EXERCISE PROMPT: Within the data below, count the lines that include the word "size". Provide the number and nothing further.

AVAILABLE DATA:
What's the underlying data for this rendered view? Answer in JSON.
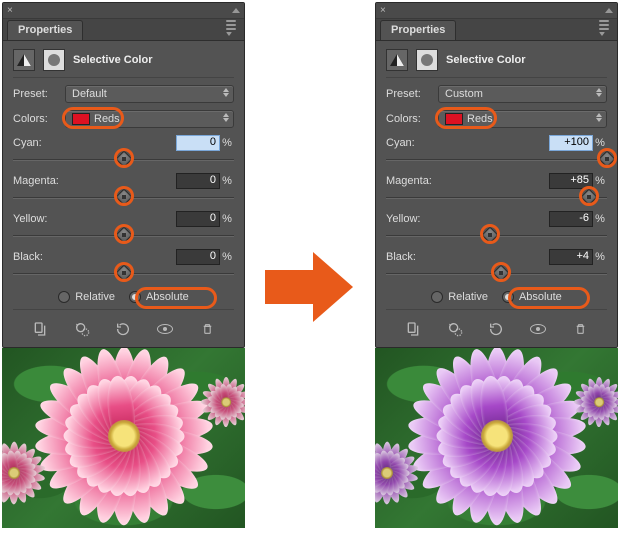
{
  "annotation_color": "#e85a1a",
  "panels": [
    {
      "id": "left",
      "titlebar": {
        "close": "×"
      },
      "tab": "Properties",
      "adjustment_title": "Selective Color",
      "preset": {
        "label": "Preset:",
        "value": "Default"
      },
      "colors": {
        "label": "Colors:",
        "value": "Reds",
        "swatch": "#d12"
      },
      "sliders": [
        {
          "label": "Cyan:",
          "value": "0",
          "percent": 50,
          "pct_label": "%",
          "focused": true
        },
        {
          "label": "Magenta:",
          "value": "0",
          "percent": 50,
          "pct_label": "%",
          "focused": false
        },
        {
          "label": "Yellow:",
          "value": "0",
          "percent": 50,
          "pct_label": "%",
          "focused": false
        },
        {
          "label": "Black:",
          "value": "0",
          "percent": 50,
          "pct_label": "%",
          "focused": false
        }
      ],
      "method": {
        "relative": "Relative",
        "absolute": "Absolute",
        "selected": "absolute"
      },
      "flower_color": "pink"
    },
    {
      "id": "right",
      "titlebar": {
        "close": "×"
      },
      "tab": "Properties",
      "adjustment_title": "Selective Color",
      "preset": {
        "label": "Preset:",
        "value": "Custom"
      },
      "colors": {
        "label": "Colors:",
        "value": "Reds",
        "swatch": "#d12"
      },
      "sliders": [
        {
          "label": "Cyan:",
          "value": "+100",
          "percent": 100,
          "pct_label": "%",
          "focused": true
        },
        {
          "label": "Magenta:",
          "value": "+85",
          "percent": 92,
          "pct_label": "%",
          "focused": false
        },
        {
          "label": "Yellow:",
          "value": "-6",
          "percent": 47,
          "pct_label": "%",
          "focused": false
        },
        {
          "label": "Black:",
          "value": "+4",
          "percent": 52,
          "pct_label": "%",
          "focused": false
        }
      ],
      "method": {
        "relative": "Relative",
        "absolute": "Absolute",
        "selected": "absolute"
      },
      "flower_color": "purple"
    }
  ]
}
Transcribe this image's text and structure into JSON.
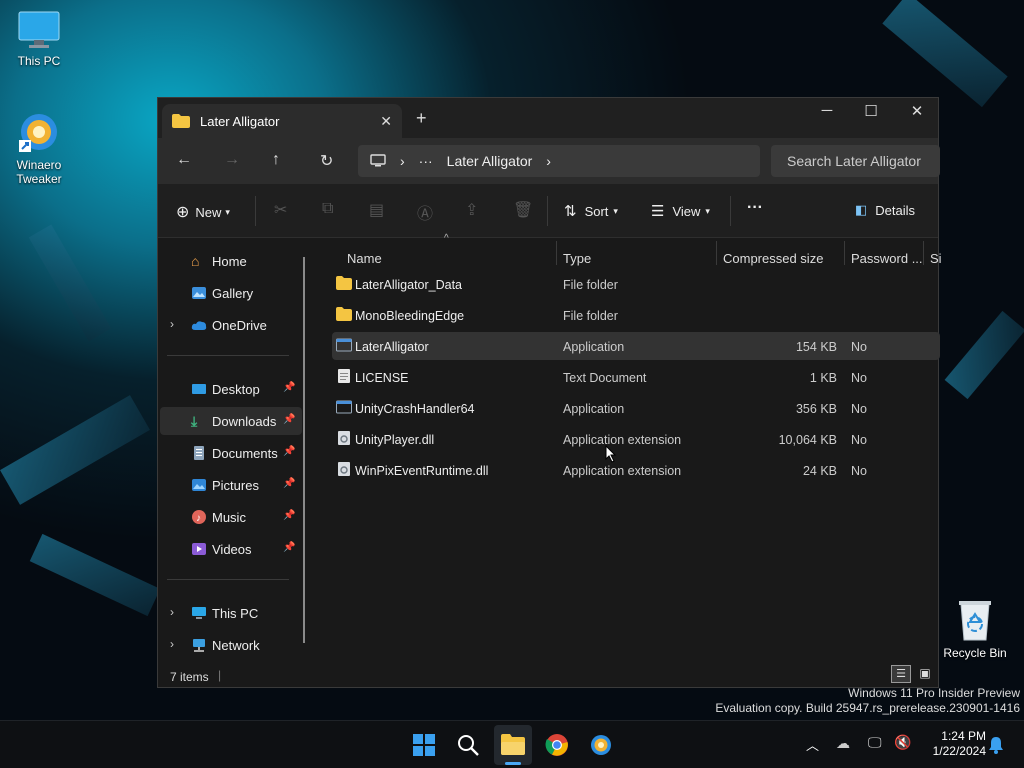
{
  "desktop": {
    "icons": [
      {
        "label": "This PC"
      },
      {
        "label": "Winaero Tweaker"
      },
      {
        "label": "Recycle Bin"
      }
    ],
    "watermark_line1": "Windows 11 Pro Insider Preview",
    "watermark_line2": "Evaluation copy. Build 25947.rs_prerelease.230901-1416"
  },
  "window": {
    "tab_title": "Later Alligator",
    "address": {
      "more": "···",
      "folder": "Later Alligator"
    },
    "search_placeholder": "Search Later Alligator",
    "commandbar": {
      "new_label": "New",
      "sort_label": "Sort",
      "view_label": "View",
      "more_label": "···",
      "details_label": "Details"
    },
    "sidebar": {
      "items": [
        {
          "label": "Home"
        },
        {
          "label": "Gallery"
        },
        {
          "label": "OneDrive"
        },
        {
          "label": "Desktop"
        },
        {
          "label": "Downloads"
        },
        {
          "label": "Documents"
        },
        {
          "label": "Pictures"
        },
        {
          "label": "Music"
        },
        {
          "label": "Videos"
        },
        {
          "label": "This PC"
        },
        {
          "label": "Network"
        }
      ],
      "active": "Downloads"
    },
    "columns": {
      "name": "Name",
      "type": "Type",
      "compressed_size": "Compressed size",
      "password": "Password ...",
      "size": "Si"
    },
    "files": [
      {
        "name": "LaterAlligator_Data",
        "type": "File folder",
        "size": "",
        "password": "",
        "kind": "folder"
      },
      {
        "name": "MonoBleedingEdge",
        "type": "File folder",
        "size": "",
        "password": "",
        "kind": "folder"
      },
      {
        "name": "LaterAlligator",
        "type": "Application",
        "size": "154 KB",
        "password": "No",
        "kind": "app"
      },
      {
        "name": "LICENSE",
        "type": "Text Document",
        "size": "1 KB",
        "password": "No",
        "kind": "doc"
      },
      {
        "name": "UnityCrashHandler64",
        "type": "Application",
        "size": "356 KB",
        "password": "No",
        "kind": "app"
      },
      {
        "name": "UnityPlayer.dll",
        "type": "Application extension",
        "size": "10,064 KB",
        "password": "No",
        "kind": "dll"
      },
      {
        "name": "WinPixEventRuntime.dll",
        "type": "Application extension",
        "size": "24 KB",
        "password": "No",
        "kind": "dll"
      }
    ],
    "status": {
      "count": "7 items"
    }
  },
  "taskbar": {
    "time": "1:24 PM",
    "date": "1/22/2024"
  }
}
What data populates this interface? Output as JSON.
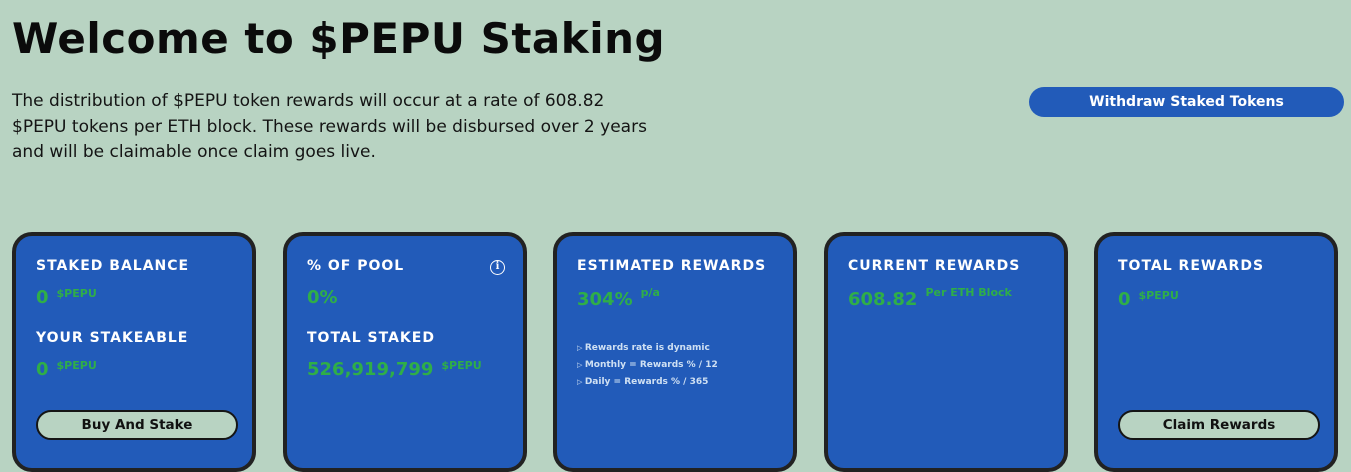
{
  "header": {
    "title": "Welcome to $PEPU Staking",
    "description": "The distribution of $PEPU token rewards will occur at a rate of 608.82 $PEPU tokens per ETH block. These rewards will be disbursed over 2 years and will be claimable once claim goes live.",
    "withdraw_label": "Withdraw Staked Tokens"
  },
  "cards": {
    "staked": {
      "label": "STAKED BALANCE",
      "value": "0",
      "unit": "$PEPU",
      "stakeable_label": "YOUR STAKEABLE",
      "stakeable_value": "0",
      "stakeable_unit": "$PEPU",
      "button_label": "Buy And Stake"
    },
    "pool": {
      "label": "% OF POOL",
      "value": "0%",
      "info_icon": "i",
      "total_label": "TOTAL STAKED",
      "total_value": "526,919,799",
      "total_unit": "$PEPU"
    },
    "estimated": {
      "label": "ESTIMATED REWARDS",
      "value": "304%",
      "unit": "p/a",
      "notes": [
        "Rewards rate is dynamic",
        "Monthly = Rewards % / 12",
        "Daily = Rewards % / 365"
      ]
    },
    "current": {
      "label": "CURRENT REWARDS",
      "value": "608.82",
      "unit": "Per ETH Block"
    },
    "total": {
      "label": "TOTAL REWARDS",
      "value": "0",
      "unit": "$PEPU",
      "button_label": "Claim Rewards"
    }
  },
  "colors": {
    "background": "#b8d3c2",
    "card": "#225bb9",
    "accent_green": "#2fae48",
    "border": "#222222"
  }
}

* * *

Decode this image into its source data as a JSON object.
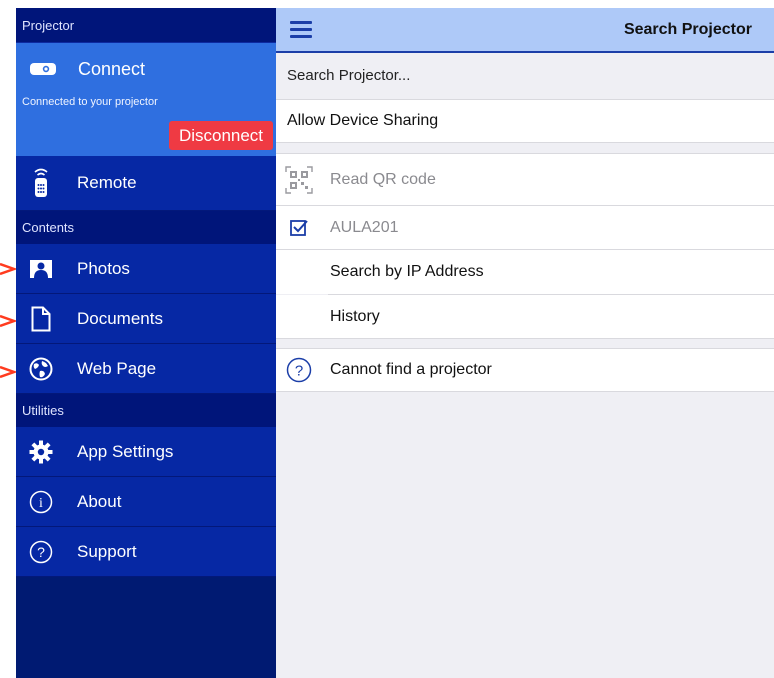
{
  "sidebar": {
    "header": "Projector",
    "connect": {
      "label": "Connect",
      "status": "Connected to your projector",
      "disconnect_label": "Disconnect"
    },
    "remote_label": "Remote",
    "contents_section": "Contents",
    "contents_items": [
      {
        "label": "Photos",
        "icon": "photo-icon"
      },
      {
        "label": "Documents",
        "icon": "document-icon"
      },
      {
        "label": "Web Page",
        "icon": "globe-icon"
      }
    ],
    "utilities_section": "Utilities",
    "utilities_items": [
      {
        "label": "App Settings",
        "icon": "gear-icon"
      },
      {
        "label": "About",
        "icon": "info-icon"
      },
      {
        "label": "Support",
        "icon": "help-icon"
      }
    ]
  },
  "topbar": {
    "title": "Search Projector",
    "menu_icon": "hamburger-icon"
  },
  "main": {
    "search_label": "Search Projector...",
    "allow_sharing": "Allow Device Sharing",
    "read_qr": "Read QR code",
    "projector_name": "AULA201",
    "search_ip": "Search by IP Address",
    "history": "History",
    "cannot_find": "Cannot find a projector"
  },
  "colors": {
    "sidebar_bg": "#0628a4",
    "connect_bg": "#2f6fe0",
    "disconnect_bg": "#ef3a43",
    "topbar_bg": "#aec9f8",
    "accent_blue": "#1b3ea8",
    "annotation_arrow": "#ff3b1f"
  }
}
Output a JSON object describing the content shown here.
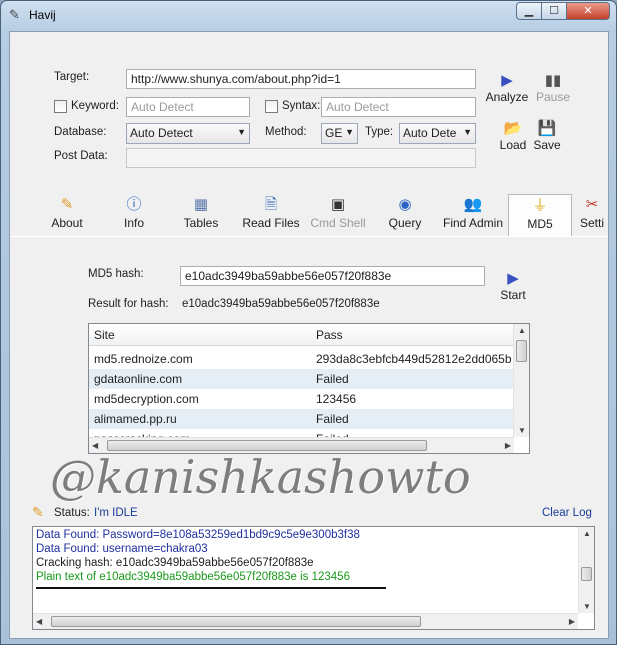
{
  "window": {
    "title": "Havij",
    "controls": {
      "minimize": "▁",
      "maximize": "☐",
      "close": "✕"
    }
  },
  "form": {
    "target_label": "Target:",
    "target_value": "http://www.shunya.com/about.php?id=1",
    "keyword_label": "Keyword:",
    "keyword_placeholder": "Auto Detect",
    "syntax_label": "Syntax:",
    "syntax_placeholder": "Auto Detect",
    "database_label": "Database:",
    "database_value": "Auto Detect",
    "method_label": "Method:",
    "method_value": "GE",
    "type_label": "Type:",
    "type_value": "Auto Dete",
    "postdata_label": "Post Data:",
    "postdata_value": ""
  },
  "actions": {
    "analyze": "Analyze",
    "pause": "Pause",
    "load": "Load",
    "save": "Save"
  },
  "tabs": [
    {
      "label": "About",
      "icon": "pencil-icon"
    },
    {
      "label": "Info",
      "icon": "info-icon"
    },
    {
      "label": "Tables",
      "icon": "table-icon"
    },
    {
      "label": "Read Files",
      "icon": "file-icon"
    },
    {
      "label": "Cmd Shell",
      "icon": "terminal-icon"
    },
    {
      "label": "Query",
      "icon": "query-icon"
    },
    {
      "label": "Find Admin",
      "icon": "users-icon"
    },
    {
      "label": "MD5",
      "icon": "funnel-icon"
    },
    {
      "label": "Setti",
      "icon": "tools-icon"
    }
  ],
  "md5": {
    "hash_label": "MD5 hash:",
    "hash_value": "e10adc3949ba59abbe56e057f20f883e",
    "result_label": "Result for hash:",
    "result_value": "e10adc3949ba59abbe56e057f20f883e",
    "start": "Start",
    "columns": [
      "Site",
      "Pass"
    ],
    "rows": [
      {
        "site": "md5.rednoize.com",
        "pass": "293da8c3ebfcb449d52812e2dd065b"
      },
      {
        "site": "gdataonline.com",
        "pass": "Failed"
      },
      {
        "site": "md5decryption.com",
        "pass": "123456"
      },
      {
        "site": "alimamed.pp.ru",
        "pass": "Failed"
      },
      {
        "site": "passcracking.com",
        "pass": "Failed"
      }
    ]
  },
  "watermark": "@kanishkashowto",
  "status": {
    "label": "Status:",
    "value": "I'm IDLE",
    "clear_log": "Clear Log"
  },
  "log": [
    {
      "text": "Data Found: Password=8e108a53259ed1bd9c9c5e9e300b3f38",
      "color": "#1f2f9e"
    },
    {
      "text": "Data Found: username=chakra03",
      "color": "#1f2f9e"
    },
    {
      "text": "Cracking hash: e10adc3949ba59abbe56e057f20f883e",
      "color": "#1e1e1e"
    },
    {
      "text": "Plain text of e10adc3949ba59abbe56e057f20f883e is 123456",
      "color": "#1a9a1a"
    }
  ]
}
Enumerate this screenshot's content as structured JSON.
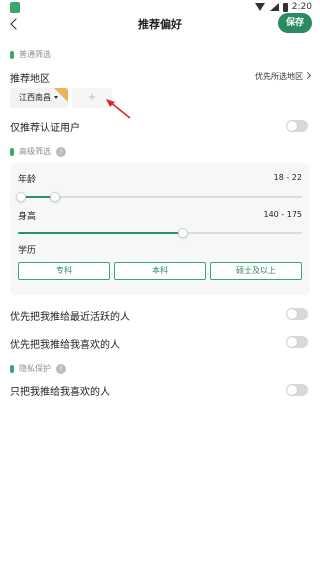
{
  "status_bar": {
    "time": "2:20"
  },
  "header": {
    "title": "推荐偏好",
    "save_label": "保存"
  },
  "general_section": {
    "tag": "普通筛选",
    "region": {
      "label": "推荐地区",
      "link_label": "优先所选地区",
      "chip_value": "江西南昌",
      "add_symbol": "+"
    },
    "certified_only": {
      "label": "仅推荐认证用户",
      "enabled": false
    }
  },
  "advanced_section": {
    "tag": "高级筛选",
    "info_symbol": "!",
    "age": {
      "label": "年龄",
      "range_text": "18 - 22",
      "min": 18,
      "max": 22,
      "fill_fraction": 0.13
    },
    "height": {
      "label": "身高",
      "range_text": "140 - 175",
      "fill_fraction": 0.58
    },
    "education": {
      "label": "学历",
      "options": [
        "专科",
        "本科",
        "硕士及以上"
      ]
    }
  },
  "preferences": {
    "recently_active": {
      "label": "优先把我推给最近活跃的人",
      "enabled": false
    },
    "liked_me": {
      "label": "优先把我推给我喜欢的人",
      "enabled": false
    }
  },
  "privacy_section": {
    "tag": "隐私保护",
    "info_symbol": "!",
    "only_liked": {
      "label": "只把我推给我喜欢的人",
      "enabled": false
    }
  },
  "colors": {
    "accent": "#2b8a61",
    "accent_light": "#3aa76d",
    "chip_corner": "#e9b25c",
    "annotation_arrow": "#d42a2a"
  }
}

RESPONSE AREA: 9